┌─ Input data

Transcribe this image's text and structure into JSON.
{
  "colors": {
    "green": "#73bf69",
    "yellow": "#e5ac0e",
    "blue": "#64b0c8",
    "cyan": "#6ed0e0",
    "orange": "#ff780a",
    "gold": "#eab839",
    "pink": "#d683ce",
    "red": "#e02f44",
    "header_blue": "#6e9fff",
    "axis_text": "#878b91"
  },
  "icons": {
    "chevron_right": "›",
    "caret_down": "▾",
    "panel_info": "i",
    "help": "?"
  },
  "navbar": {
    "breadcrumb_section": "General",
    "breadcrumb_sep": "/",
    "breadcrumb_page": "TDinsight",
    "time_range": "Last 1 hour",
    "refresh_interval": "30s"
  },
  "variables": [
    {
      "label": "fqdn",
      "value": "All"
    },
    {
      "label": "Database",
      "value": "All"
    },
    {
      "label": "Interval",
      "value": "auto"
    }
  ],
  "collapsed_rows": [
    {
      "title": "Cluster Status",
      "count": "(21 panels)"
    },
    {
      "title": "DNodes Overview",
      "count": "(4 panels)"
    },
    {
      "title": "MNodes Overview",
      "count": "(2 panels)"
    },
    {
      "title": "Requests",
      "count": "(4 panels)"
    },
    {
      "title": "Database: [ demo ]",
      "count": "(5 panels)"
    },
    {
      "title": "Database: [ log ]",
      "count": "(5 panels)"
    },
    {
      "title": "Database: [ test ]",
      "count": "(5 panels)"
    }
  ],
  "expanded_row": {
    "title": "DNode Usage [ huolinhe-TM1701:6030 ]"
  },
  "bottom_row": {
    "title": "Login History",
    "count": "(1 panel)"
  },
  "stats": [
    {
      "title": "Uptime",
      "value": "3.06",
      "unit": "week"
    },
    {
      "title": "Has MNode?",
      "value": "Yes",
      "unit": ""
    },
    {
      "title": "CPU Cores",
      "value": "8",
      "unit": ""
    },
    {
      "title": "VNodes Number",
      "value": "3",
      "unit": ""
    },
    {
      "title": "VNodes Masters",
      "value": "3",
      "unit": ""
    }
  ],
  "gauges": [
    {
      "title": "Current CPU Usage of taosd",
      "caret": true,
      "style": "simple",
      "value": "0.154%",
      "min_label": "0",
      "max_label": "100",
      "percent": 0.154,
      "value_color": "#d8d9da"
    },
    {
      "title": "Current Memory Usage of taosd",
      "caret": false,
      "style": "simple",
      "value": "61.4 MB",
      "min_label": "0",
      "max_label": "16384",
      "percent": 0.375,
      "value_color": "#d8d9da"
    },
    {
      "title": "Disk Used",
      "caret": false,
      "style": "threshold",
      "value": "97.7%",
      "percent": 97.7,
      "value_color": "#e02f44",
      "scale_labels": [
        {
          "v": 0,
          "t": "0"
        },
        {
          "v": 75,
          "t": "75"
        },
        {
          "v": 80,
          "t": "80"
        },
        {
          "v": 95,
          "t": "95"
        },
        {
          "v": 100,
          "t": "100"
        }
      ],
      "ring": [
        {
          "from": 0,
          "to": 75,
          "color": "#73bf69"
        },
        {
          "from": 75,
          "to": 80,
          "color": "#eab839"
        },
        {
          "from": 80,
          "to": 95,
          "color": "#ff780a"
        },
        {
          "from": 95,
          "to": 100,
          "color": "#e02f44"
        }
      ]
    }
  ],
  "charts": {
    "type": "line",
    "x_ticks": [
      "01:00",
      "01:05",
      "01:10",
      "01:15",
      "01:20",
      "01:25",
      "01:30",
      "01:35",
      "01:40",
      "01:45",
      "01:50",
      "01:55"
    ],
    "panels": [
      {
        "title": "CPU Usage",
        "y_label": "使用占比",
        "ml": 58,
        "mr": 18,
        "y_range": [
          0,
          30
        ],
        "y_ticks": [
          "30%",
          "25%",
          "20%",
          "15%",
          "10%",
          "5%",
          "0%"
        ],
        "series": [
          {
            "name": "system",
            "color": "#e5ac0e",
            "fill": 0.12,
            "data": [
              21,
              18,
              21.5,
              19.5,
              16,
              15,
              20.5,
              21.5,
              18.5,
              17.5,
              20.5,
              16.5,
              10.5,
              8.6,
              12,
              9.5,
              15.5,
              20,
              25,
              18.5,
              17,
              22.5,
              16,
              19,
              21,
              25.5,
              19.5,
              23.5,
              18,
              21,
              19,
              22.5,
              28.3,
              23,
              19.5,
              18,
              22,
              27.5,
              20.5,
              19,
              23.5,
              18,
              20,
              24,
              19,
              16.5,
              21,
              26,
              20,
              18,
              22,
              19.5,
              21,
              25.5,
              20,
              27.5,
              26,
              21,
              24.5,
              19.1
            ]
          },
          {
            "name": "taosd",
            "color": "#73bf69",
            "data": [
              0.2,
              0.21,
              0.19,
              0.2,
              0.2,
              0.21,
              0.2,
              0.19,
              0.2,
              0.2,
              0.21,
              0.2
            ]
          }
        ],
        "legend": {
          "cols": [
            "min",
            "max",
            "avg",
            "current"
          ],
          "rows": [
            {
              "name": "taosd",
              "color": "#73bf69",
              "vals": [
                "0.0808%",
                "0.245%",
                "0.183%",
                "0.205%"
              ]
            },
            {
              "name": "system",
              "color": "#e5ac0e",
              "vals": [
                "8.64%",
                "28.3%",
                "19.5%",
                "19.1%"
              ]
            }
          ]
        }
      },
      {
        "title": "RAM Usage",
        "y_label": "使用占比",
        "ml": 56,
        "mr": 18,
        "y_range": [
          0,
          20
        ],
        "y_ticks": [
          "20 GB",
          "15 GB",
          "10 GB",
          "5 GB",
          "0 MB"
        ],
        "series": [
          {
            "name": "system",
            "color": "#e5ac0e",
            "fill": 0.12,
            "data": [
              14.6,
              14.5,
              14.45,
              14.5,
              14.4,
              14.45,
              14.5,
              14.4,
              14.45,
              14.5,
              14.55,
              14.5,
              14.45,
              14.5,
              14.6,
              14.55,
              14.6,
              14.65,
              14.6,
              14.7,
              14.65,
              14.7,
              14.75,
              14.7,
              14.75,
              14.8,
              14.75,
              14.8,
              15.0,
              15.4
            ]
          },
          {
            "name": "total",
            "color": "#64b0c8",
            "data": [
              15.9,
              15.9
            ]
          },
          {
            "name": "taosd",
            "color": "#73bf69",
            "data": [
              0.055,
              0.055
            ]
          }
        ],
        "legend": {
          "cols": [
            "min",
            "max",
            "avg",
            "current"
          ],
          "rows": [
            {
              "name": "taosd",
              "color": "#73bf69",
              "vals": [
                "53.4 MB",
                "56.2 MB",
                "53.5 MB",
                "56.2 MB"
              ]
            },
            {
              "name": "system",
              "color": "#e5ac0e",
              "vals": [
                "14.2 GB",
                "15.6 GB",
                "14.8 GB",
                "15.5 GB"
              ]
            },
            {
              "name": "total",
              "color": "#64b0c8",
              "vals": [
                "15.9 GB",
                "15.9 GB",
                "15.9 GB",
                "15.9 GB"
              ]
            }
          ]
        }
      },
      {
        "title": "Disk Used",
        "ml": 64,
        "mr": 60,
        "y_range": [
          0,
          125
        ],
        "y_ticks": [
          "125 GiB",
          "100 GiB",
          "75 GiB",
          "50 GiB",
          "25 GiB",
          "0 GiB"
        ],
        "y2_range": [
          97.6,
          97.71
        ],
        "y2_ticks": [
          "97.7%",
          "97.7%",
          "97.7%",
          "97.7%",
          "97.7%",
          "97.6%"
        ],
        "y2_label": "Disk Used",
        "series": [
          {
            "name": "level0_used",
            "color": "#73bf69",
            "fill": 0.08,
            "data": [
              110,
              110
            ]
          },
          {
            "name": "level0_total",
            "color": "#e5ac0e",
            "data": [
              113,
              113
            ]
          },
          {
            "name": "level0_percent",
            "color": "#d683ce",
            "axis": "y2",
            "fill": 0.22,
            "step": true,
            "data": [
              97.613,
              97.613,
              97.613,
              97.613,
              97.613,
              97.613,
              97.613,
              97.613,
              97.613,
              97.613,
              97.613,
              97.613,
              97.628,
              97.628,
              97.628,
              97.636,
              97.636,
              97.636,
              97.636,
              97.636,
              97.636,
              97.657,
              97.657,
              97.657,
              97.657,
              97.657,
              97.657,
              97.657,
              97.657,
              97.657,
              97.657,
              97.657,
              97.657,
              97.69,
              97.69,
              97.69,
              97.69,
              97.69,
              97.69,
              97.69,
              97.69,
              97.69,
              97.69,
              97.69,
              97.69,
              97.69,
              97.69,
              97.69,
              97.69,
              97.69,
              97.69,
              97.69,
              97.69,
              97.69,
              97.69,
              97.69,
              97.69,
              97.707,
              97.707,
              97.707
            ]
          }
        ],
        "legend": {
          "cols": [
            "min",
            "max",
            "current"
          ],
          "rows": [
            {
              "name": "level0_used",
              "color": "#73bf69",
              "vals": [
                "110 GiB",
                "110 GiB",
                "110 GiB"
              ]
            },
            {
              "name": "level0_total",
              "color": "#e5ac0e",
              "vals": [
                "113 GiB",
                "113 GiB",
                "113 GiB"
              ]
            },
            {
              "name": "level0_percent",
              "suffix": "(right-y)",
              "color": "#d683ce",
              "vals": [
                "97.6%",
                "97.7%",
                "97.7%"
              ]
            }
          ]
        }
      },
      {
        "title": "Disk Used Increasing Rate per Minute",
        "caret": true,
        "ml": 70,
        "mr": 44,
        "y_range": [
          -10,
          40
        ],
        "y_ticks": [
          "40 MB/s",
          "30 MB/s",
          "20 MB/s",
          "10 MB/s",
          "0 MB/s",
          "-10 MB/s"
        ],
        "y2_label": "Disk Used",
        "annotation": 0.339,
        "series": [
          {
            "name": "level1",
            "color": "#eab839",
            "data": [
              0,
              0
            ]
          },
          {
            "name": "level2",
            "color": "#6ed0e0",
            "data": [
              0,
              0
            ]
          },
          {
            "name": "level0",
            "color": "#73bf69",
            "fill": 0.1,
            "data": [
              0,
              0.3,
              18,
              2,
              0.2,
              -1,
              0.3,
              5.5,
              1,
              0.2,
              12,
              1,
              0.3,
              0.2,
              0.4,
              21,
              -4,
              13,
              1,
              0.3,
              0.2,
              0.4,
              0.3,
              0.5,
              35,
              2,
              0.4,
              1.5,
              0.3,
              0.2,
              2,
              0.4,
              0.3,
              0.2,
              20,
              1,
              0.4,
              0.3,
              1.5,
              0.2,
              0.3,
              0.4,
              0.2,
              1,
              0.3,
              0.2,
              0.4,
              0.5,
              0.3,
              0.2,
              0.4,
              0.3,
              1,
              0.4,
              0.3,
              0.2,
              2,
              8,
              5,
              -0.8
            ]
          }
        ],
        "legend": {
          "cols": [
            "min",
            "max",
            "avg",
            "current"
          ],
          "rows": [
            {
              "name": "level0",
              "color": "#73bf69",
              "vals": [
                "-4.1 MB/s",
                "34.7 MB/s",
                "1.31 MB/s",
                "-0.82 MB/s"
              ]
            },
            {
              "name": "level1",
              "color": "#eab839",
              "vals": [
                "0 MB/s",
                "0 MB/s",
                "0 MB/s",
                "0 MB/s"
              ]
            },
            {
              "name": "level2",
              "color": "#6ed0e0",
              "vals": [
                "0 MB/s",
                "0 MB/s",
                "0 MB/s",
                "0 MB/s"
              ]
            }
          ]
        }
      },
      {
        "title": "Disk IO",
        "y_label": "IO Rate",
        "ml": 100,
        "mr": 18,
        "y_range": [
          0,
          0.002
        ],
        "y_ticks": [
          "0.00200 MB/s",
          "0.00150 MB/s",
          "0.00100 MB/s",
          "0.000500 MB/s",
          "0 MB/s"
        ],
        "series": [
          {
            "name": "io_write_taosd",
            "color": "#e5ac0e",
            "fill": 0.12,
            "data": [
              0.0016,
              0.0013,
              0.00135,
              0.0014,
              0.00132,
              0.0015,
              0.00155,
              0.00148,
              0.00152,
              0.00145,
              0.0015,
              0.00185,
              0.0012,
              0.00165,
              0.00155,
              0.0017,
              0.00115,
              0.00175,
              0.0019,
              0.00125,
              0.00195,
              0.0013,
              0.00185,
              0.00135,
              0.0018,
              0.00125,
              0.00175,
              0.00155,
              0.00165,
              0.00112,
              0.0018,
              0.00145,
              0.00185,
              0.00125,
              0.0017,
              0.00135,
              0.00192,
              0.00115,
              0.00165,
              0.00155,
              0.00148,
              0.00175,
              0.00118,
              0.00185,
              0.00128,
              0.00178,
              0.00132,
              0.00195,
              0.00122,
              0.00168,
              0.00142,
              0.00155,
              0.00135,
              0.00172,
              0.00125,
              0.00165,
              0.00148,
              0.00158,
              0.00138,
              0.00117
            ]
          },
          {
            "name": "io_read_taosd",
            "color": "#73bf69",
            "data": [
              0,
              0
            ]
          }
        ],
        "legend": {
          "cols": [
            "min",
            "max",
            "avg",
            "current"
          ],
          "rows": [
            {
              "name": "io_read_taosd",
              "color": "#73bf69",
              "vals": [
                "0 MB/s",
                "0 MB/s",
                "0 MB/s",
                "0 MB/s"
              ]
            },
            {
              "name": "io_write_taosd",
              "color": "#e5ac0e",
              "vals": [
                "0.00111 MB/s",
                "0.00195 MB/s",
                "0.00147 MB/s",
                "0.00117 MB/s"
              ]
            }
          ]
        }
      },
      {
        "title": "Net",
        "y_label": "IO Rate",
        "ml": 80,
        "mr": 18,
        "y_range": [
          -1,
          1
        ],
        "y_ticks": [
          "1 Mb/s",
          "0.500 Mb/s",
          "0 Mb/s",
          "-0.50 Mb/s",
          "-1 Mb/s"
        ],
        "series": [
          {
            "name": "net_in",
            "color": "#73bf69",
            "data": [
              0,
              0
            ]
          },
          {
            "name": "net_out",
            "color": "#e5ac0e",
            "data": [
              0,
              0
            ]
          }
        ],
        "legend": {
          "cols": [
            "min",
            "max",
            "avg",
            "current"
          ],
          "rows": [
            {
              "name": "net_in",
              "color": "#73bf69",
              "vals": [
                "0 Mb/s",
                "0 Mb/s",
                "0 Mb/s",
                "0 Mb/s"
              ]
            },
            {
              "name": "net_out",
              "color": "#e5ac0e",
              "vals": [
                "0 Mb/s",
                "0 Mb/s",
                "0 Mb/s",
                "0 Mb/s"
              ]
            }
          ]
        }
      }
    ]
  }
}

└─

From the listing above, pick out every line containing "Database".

      "label": "Database",
      "title": "Database: [ demo ]",
      "title": "Database: [ log ]",
      "title": "Database: [ test ]",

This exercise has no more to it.